The most convincing bodily-rights arguments for abortion rights say that everyone should be legally permitted to refuse to let their internal organs be used, even if such refusal will result in the death of an innocent person. Such arguments analogize legal prevention of abortion with compelled organ donation/use among born people. I feel that such arguments cannot be defeated by pointing to any single disanalogy or by any other single argument, but feel that they are defeated by a “cocktail” of disanalogies/arguments. My moral intuitions say that the cumulative force of the following set of disanalogies/arguments does clearly defeat such bodily-rights arguments:
• 99% of unborn children result from a voluntary act by two people who know that a child thus created will be dependent on the mother’s body. By that voluntary act, the two people incur an obligation toward that dependent child. It may be that neither any similar act in and of itself, nor any circumstance in and of itself, would be sufficient for anyone to incur an obligation to let one’s internal organs be used by a needy born person, but such an act would at least contribute toward such an obligation; and thus the voluntary act that results in an unborn child adds its weight on top of all the arguments that, taken together, I feel, disallow abortion even if there was no voluntary act –
• Abortion is active killing of a child that would likely otherwise have lived, whereas when someone passively refuses to let their body be used by a sick person, the person dies of their own disease. I feel there has been a tendency in recent years for pro-life groups to over-rely on this one disanalogy, but nevertheless, the disanalogy should be identified.
• A person whose organ is demanded had rarely benefited from an organ transplant prior to the demand on themselves, so in a requirement to give blood or bone marrow or a kidney, there would be a lack of reciprocity. But in a country where abortion is legally prevented, all women who might think about aborting had themselves benefited from the protection of those laws when they were small and had perhaps survived only because of those laws, so there is reciprocity. (The benefit that women had received when small is a fact that women should reasonably remember, also, but it is a fact whether they remember it or not. And by the way, it cannot be claimed that under pro-life laws anyone has any special rights. “Under pro-life laws, everyone before they are born will have the right to use someone else’s body without consent, and everyone once they are born will lose that right.”)

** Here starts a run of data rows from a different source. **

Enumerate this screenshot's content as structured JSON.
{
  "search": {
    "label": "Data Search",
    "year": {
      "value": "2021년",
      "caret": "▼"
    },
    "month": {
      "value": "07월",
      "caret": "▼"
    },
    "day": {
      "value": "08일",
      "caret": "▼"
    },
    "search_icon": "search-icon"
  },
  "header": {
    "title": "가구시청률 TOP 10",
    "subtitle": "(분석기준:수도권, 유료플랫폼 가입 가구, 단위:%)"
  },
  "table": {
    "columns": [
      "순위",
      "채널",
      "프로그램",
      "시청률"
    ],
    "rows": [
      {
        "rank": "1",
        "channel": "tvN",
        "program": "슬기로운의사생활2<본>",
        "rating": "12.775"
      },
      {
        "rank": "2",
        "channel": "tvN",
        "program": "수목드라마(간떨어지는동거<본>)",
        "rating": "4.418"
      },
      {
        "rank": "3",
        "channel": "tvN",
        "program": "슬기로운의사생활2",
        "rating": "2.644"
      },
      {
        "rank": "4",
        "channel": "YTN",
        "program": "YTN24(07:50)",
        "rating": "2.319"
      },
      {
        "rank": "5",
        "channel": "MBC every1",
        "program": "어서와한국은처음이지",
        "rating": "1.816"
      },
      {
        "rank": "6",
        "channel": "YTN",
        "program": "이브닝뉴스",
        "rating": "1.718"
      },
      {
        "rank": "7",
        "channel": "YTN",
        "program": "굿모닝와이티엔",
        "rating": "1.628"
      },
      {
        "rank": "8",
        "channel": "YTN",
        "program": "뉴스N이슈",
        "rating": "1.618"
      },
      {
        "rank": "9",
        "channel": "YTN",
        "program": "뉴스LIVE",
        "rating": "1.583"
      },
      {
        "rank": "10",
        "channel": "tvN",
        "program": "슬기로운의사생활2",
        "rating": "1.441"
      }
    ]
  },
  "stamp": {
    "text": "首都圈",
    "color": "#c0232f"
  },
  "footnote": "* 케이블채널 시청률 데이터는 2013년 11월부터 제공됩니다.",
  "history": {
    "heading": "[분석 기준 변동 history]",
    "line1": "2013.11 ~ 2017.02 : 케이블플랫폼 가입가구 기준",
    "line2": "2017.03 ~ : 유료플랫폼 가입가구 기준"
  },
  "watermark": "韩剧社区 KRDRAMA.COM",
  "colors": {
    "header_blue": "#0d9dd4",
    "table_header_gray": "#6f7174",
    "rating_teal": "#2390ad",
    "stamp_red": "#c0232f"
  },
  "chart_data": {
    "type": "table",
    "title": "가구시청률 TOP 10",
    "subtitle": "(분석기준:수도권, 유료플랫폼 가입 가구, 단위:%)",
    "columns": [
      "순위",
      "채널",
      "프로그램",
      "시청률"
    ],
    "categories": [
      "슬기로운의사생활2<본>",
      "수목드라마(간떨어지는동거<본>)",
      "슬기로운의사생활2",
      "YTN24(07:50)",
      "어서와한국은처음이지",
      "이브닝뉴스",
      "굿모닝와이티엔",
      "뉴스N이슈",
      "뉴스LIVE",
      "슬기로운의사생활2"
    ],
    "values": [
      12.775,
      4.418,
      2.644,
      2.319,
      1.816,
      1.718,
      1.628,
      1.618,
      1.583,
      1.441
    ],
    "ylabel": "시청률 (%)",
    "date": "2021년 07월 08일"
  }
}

• While it is true that a woman who gives birth to a child who needs her blood or bone marrow or kidney (hers and only hers) in order to live is not legally obliged to give it to the child, such cases are very rare, and the woman never knows that that will occur. If she knew that (given conception and birth) that would always occur and if the sexual act was consensual, the situation would be different. She then likely would be legally obliged to give a kidney. (If pro-life laws were in effect, the likelihood might actually be less, because then society would consider the fact that she had by that time already been legally obligated to carry the pregnancy to term, and that giving a kidney would be piling one obligation on top of another. But the point would still stand that if a born child’s need for a bodily donation were as inevitable as an embryo’s need for a uterus – if such situations were more like pregnancy – the parents’ legal obligations would be greater than they actually are.) Even presently, I would support legally obliging parents to give bone marrow to their born children in some cases, and would support legally obliging even unrelated persons to give blood in many cases, perhaps on a lottery basis.
• The younger and more defenseless a person is, the more protection they deserve, and taking advantage of another person’s helplessness is particularly ignoble.
• If the government forcibly seizes someone’s body part, it is the government who will initiate the use of force/violence, whereas if the government applies force against an abortionist or pill vendor (or even a pregnant woman, though pro-lifers do not propose that) to prevent an abortion, it is the woman (or someone coercing her) who proposed to initiate the violence.
Finally, a counter-analogy:
• If we ask whether one conjoined twin should be able to force a surgical separation that would kill their twin – even though waiting 6-9 months would ensure the survival of both – nobody will say the one twin’s right to bodily autonomy supersedes the other’s right to life. (Thanks to @DrSteveJacobs for this particular articulation. This counter-analogy too is not free from disanalogy. Between woman and unborn there is an asymmetry not present between the twins. The woman is clearly the host of the unborn, and had an existence prior to the unborn, and hence, through the conception, has lost something that she had once had. But how much importance should our moral intuitions give to that disanalogy?)
Our moral intuitions come out of our unconsciouses in some way we cannot understand, so ultimately no one knows why they hold the moral intuitions that they do. But I think that the above disanalogies/arguments are probably the reasons that I feel that abortions should normally be illegal, while I do not feel that organ donation/use should be legally compulsory.
The contribution that I hope this article will make to the defeat of bodily-rights arguments is to provide a foundation that can endure. It should have the power to endure, because there is flexibility for the specifics that rest on the foundation. The specific points can be added to or subtracted from or improved, while the understanding of the value of a cocktail remains.
This article was originally published at the blog No Termination without Representation on Sept 19, 2018 You can comment there on the thinking in the article. It has been reprinted here with the author’s permission.